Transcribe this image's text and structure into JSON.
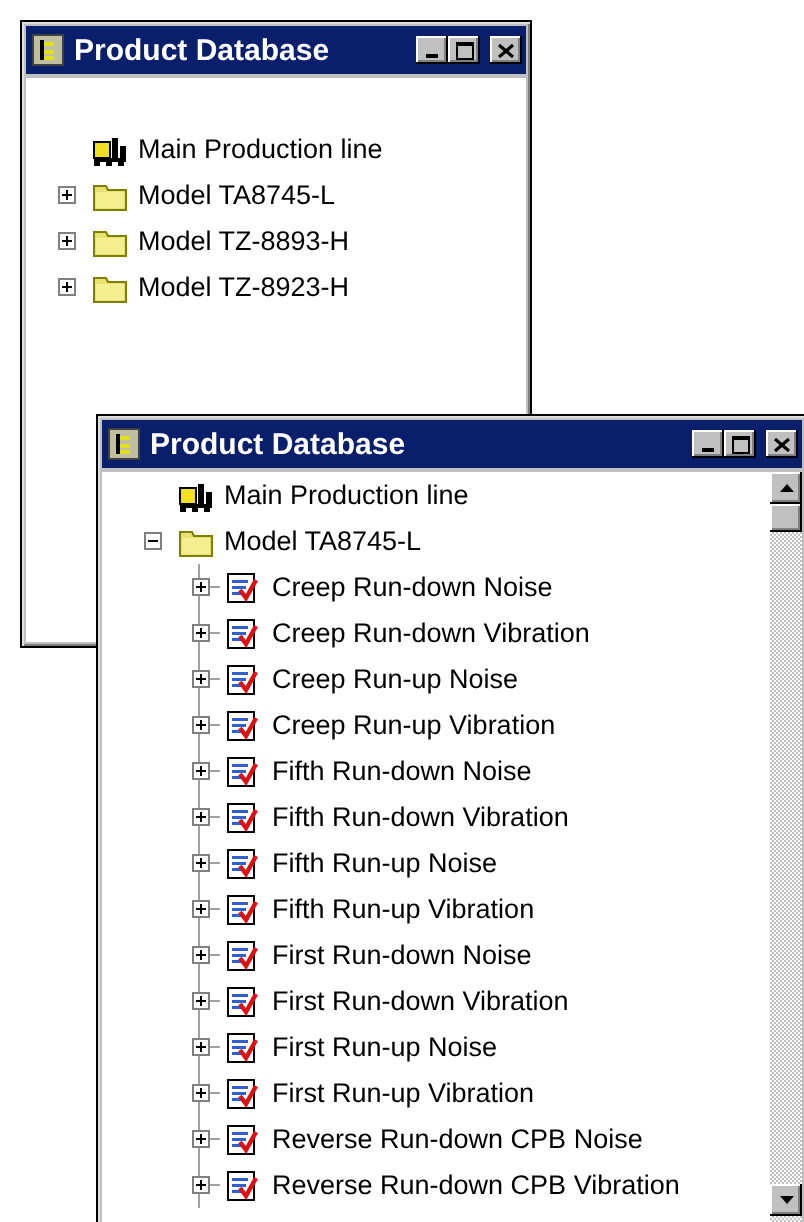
{
  "windows": [
    {
      "title": "Product Database",
      "scrollbar": false,
      "tree": [
        {
          "kind": "line",
          "label": "Main Production line"
        },
        {
          "kind": "folder",
          "label": "Model TA8745-L",
          "expanded": false
        },
        {
          "kind": "folder",
          "label": "Model TZ-8893-H",
          "expanded": false
        },
        {
          "kind": "folder",
          "label": "Model TZ-8923-H",
          "expanded": false
        }
      ]
    },
    {
      "title": "Product Database",
      "scrollbar": true,
      "tree": [
        {
          "kind": "line",
          "label": "Main Production line"
        },
        {
          "kind": "folder",
          "label": "Model TA8745-L",
          "expanded": true,
          "children": [
            {
              "kind": "test",
              "label": "Creep Run-down Noise",
              "expanded": false
            },
            {
              "kind": "test",
              "label": "Creep Run-down Vibration",
              "expanded": false
            },
            {
              "kind": "test",
              "label": "Creep Run-up Noise",
              "expanded": false
            },
            {
              "kind": "test",
              "label": "Creep Run-up Vibration",
              "expanded": false
            },
            {
              "kind": "test",
              "label": "Fifth Run-down Noise",
              "expanded": false
            },
            {
              "kind": "test",
              "label": "Fifth Run-down Vibration",
              "expanded": false
            },
            {
              "kind": "test",
              "label": "Fifth Run-up Noise",
              "expanded": false
            },
            {
              "kind": "test",
              "label": "Fifth Run-up Vibration",
              "expanded": false
            },
            {
              "kind": "test",
              "label": "First Run-down Noise",
              "expanded": false
            },
            {
              "kind": "test",
              "label": "First Run-down Vibration",
              "expanded": false
            },
            {
              "kind": "test",
              "label": "First Run-up Noise",
              "expanded": false
            },
            {
              "kind": "test",
              "label": "First Run-up Vibration",
              "expanded": false
            },
            {
              "kind": "test",
              "label": "Reverse Run-down CPB Noise",
              "expanded": false
            },
            {
              "kind": "test",
              "label": "Reverse Run-down CPB Vibration",
              "expanded": false
            }
          ]
        }
      ]
    }
  ]
}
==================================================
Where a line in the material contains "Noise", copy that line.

--- RESPONSE TO THIS EXERCISE ---
              "label": "Creep Run-down Noise",
              "label": "Creep Run-up Noise",
              "label": "Fifth Run-down Noise",
              "label": "Fifth Run-up Noise",
              "label": "First Run-down Noise",
              "label": "First Run-up Noise",
              "label": "Reverse Run-down CPB Noise",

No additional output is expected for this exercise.